From Facebook groups to hyper-local delivery services, Southeast Asia’s street food chefs are cooking up creative ways to sell their wares as they struggle to survive during the coronavirus pandemic.
The region is known for exotic treats often enjoyed at chairs and tables by the roadside, from mango sticky rice to rich coconut curries.
But restrictions imposed to fight the virus have forced vendors off the streets and confined customers to their homes — leaving businesses scrambling to find new ways to make ends meet.
And even with lockdowns being eased in some places, business will likely be slow to recover as many people continue to observe social-distancing.
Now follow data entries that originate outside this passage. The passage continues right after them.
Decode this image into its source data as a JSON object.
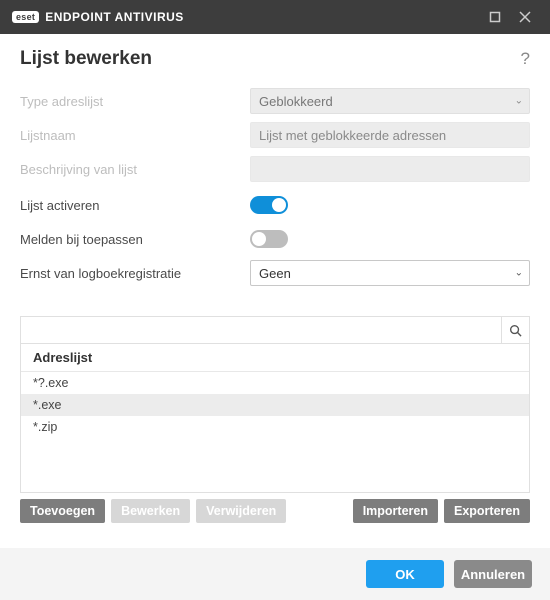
{
  "titlebar": {
    "brand_badge": "eset",
    "brand_text": "ENDPOINT ANTIVIRUS"
  },
  "heading": "Lijst bewerken",
  "labels": {
    "type": "Type adreslijst",
    "name": "Lijstnaam",
    "desc": "Beschrijving van lijst",
    "activate": "Lijst activeren",
    "notify": "Melden bij toepassen",
    "severity": "Ernst van logboekregistratie"
  },
  "values": {
    "type": "Geblokkeerd",
    "name": "Lijst met geblokkeerde adressen",
    "desc": "",
    "severity": "Geen"
  },
  "list": {
    "header": "Adreslijst",
    "rows": [
      "*?.exe",
      "*.exe",
      "*.zip"
    ],
    "selected_index": 1
  },
  "buttons": {
    "add": "Toevoegen",
    "edit": "Bewerken",
    "delete": "Verwijderen",
    "import": "Importeren",
    "export": "Exporteren",
    "ok": "OK",
    "cancel": "Annuleren"
  }
}
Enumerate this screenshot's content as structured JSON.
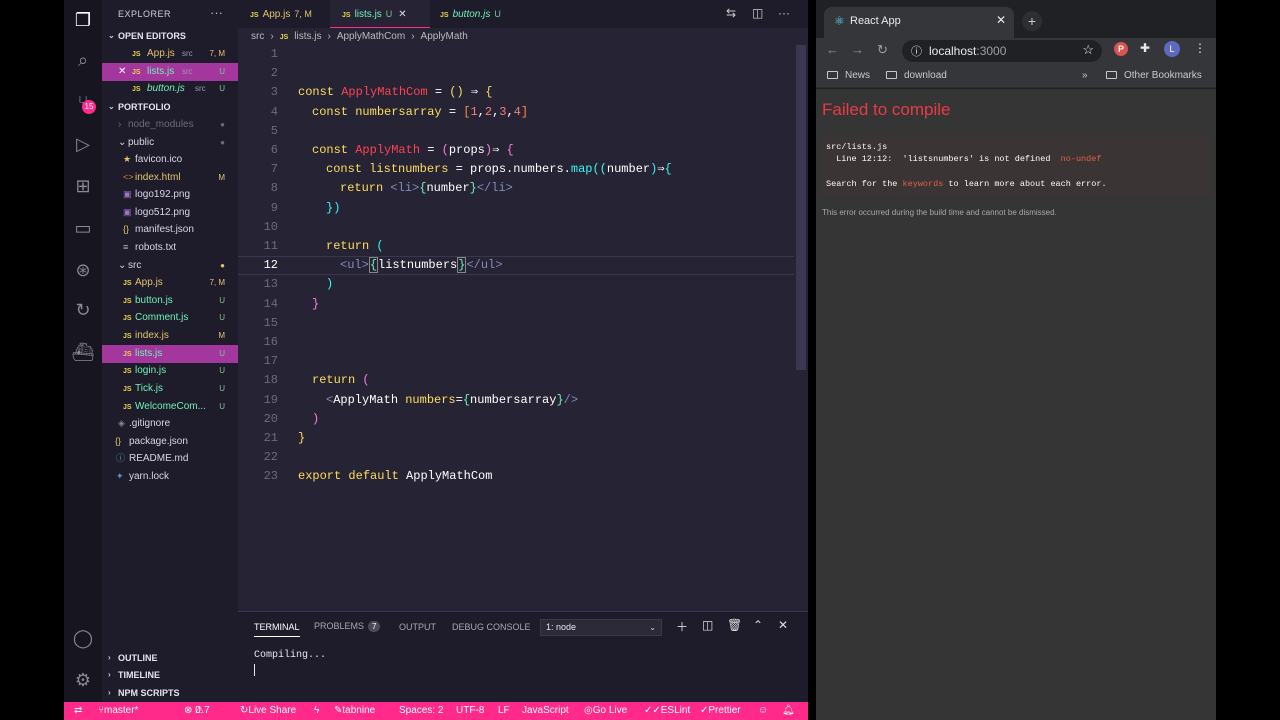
{
  "explorer": {
    "title": "EXPLORER",
    "open_editors": {
      "label": "OPEN EDITORS",
      "items": [
        {
          "name": "App.js",
          "dir": "src",
          "status": "7, M"
        },
        {
          "name": "lists.js",
          "dir": "src",
          "status": "U"
        },
        {
          "name": "button.js",
          "dir": "src",
          "status": "U"
        }
      ]
    },
    "project": {
      "label": "PORTFOLIO",
      "items": [
        {
          "name": "node_modules",
          "status": ""
        },
        {
          "name": "public",
          "status": ""
        },
        {
          "name": "favicon.ico",
          "status": ""
        },
        {
          "name": "index.html",
          "status": "M"
        },
        {
          "name": "logo192.png",
          "status": ""
        },
        {
          "name": "logo512.png",
          "status": ""
        },
        {
          "name": "manifest.json",
          "status": ""
        },
        {
          "name": "robots.txt",
          "status": ""
        },
        {
          "name": "src",
          "status": ""
        },
        {
          "name": "App.js",
          "status": "7, M"
        },
        {
          "name": "button.js",
          "status": "U"
        },
        {
          "name": "Comment.js",
          "status": "U"
        },
        {
          "name": "index.js",
          "status": "M"
        },
        {
          "name": "lists.js",
          "status": "U"
        },
        {
          "name": "login.js",
          "status": "U"
        },
        {
          "name": "Tick.js",
          "status": "U"
        },
        {
          "name": "WelcomeCom...",
          "status": "U"
        },
        {
          "name": ".gitignore",
          "status": ""
        },
        {
          "name": "package.json",
          "status": ""
        },
        {
          "name": "README.md",
          "status": ""
        },
        {
          "name": "yarn.lock",
          "status": ""
        }
      ]
    },
    "bottom_sections": [
      "OUTLINE",
      "TIMELINE",
      "NPM SCRIPTS"
    ]
  },
  "activity_badge": "15",
  "tabs": [
    {
      "name": "App.js",
      "status": "7, M"
    },
    {
      "name": "lists.js",
      "status": "U"
    },
    {
      "name": "button.js",
      "status": "U"
    }
  ],
  "breadcrumb": [
    "src",
    "lists.js",
    "ApplyMathCom",
    "ApplyMath"
  ],
  "editor": {
    "current_line": 12,
    "line_numbers": [
      "1",
      "2",
      "3",
      "4",
      "5",
      "6",
      "7",
      "8",
      "9",
      "10",
      "11",
      "12",
      "13",
      "14",
      "15",
      "16",
      "17",
      "18",
      "19",
      "20",
      "21",
      "22",
      "23"
    ]
  },
  "panel": {
    "tabs": {
      "terminal": "TERMINAL",
      "problems": "PROBLEMS",
      "output": "OUTPUT",
      "debug": "DEBUG CONSOLE"
    },
    "problems_count": "7",
    "selector": "1: node",
    "terminal_text": "Compiling..."
  },
  "statusbar": {
    "branch": "master*",
    "errors": "0",
    "warnings": "7",
    "live_share": "Live Share",
    "tabnine": "tabnine",
    "spaces": "Spaces: 2",
    "encoding": "UTF-8",
    "eol": "LF",
    "language": "JavaScript",
    "go_live": "Go Live",
    "eslint": "ESLint",
    "prettier": "Prettier"
  },
  "browser": {
    "tab_title": "React App",
    "url_host": "localhost",
    "url_port": ":3000",
    "profile_p": "P",
    "profile_l": "L",
    "bookmarks": [
      "News",
      "download"
    ],
    "overflow": "»",
    "other_bookmarks": "Other Bookmarks",
    "error_title": "Failed to compile",
    "error_file": "src/lists.js",
    "error_line_prefix": "  Line 12:12:  'listsnumbers' is not defined  ",
    "error_rule": "no-undef",
    "search_prefix": "Search for the ",
    "search_keyword": "keywords",
    "search_suffix": " to learn more about each error.",
    "note": "This error occurred during the build time and cannot be dismissed."
  }
}
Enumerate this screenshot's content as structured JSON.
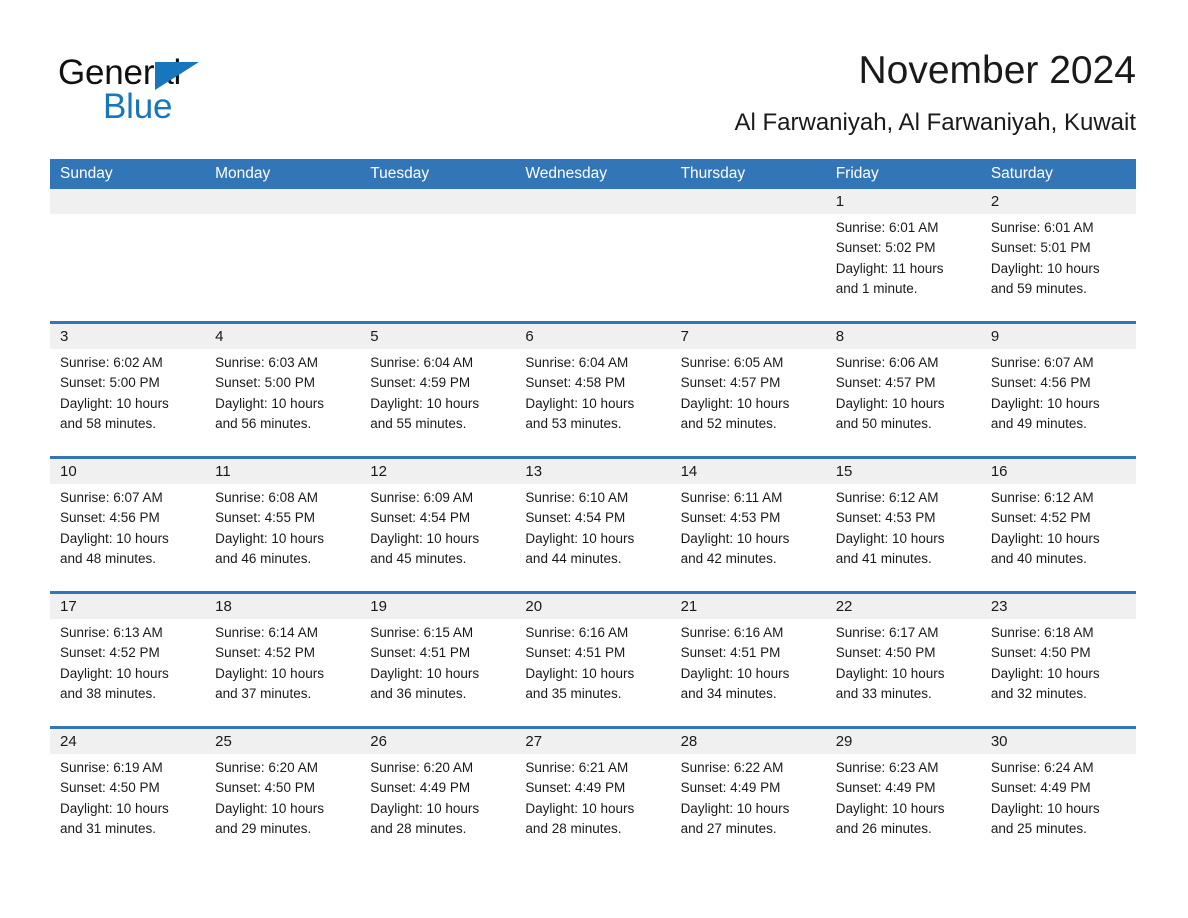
{
  "brand": {
    "name_part1": "General",
    "name_part2": "Blue",
    "triangle_color": "#1876bc"
  },
  "header": {
    "title": "November 2024",
    "subtitle": "Al Farwaniyah, Al Farwaniyah, Kuwait"
  },
  "theme": {
    "header_blue": "#3276b7",
    "daynum_band": "#f0f0f0",
    "text": "#1a1a1a"
  },
  "calendar": {
    "weekdays": [
      "Sunday",
      "Monday",
      "Tuesday",
      "Wednesday",
      "Thursday",
      "Friday",
      "Saturday"
    ],
    "weeks": [
      {
        "days": [
          {
            "num": "",
            "lines": []
          },
          {
            "num": "",
            "lines": []
          },
          {
            "num": "",
            "lines": []
          },
          {
            "num": "",
            "lines": []
          },
          {
            "num": "",
            "lines": []
          },
          {
            "num": "1",
            "lines": [
              "Sunrise: 6:01 AM",
              "Sunset: 5:02 PM",
              "Daylight: 11 hours",
              "and 1 minute."
            ]
          },
          {
            "num": "2",
            "lines": [
              "Sunrise: 6:01 AM",
              "Sunset: 5:01 PM",
              "Daylight: 10 hours",
              "and 59 minutes."
            ]
          }
        ]
      },
      {
        "days": [
          {
            "num": "3",
            "lines": [
              "Sunrise: 6:02 AM",
              "Sunset: 5:00 PM",
              "Daylight: 10 hours",
              "and 58 minutes."
            ]
          },
          {
            "num": "4",
            "lines": [
              "Sunrise: 6:03 AM",
              "Sunset: 5:00 PM",
              "Daylight: 10 hours",
              "and 56 minutes."
            ]
          },
          {
            "num": "5",
            "lines": [
              "Sunrise: 6:04 AM",
              "Sunset: 4:59 PM",
              "Daylight: 10 hours",
              "and 55 minutes."
            ]
          },
          {
            "num": "6",
            "lines": [
              "Sunrise: 6:04 AM",
              "Sunset: 4:58 PM",
              "Daylight: 10 hours",
              "and 53 minutes."
            ]
          },
          {
            "num": "7",
            "lines": [
              "Sunrise: 6:05 AM",
              "Sunset: 4:57 PM",
              "Daylight: 10 hours",
              "and 52 minutes."
            ]
          },
          {
            "num": "8",
            "lines": [
              "Sunrise: 6:06 AM",
              "Sunset: 4:57 PM",
              "Daylight: 10 hours",
              "and 50 minutes."
            ]
          },
          {
            "num": "9",
            "lines": [
              "Sunrise: 6:07 AM",
              "Sunset: 4:56 PM",
              "Daylight: 10 hours",
              "and 49 minutes."
            ]
          }
        ]
      },
      {
        "days": [
          {
            "num": "10",
            "lines": [
              "Sunrise: 6:07 AM",
              "Sunset: 4:56 PM",
              "Daylight: 10 hours",
              "and 48 minutes."
            ]
          },
          {
            "num": "11",
            "lines": [
              "Sunrise: 6:08 AM",
              "Sunset: 4:55 PM",
              "Daylight: 10 hours",
              "and 46 minutes."
            ]
          },
          {
            "num": "12",
            "lines": [
              "Sunrise: 6:09 AM",
              "Sunset: 4:54 PM",
              "Daylight: 10 hours",
              "and 45 minutes."
            ]
          },
          {
            "num": "13",
            "lines": [
              "Sunrise: 6:10 AM",
              "Sunset: 4:54 PM",
              "Daylight: 10 hours",
              "and 44 minutes."
            ]
          },
          {
            "num": "14",
            "lines": [
              "Sunrise: 6:11 AM",
              "Sunset: 4:53 PM",
              "Daylight: 10 hours",
              "and 42 minutes."
            ]
          },
          {
            "num": "15",
            "lines": [
              "Sunrise: 6:12 AM",
              "Sunset: 4:53 PM",
              "Daylight: 10 hours",
              "and 41 minutes."
            ]
          },
          {
            "num": "16",
            "lines": [
              "Sunrise: 6:12 AM",
              "Sunset: 4:52 PM",
              "Daylight: 10 hours",
              "and 40 minutes."
            ]
          }
        ]
      },
      {
        "days": [
          {
            "num": "17",
            "lines": [
              "Sunrise: 6:13 AM",
              "Sunset: 4:52 PM",
              "Daylight: 10 hours",
              "and 38 minutes."
            ]
          },
          {
            "num": "18",
            "lines": [
              "Sunrise: 6:14 AM",
              "Sunset: 4:52 PM",
              "Daylight: 10 hours",
              "and 37 minutes."
            ]
          },
          {
            "num": "19",
            "lines": [
              "Sunrise: 6:15 AM",
              "Sunset: 4:51 PM",
              "Daylight: 10 hours",
              "and 36 minutes."
            ]
          },
          {
            "num": "20",
            "lines": [
              "Sunrise: 6:16 AM",
              "Sunset: 4:51 PM",
              "Daylight: 10 hours",
              "and 35 minutes."
            ]
          },
          {
            "num": "21",
            "lines": [
              "Sunrise: 6:16 AM",
              "Sunset: 4:51 PM",
              "Daylight: 10 hours",
              "and 34 minutes."
            ]
          },
          {
            "num": "22",
            "lines": [
              "Sunrise: 6:17 AM",
              "Sunset: 4:50 PM",
              "Daylight: 10 hours",
              "and 33 minutes."
            ]
          },
          {
            "num": "23",
            "lines": [
              "Sunrise: 6:18 AM",
              "Sunset: 4:50 PM",
              "Daylight: 10 hours",
              "and 32 minutes."
            ]
          }
        ]
      },
      {
        "days": [
          {
            "num": "24",
            "lines": [
              "Sunrise: 6:19 AM",
              "Sunset: 4:50 PM",
              "Daylight: 10 hours",
              "and 31 minutes."
            ]
          },
          {
            "num": "25",
            "lines": [
              "Sunrise: 6:20 AM",
              "Sunset: 4:50 PM",
              "Daylight: 10 hours",
              "and 29 minutes."
            ]
          },
          {
            "num": "26",
            "lines": [
              "Sunrise: 6:20 AM",
              "Sunset: 4:49 PM",
              "Daylight: 10 hours",
              "and 28 minutes."
            ]
          },
          {
            "num": "27",
            "lines": [
              "Sunrise: 6:21 AM",
              "Sunset: 4:49 PM",
              "Daylight: 10 hours",
              "and 28 minutes."
            ]
          },
          {
            "num": "28",
            "lines": [
              "Sunrise: 6:22 AM",
              "Sunset: 4:49 PM",
              "Daylight: 10 hours",
              "and 27 minutes."
            ]
          },
          {
            "num": "29",
            "lines": [
              "Sunrise: 6:23 AM",
              "Sunset: 4:49 PM",
              "Daylight: 10 hours",
              "and 26 minutes."
            ]
          },
          {
            "num": "30",
            "lines": [
              "Sunrise: 6:24 AM",
              "Sunset: 4:49 PM",
              "Daylight: 10 hours",
              "and 25 minutes."
            ]
          }
        ]
      }
    ]
  }
}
One chef in Singapore, where open-air food courts housing many stalls are largely deserted as eating out has been banned, has created a Facebook group and is helping less tech-savvy vendors advertise takeaways.
Melvin Chew, 42, whose stall offers rice noodles and braised duck, said the group now has over 250,000 members, including both food sellers — known locally as “hawkers” — and customers.
“There are a lot of supporters who have been helping out sharing (the Facebook page)… this actually brings out the passion and the love for Singapore hawkers’ food,” he said.
In the Thai capital Bangkok, one small hostel has transformed itself into a centre to help street food sellers in their historic neighbourhood.
Once Again Hostel has launched a delivery service linking vendors up with customers in the area via messaging app LINE, and takes a 15 percent commission — far lower than other such online services.
After a customer places an order, the food is dropped off at the hostel, and staff then arrange for motorbike couriers to deliver it. Thai street food classics like pad thai and roast pork noodles are among the most popular dishes.
In some places, the community is rallying around — a crowd-funding campaign has been launched in Myanmar’s biggest city Yangon to raise money for street food sellers.
Despite curbs to fight the spread of the virus, some desperate vendors continue to sell food where and when they can, risking harassment from authorities and police.
“We want to make sure street vendors have the choice to stay home,” said Emilie Roell from Doh Eain, the group behind the campaign.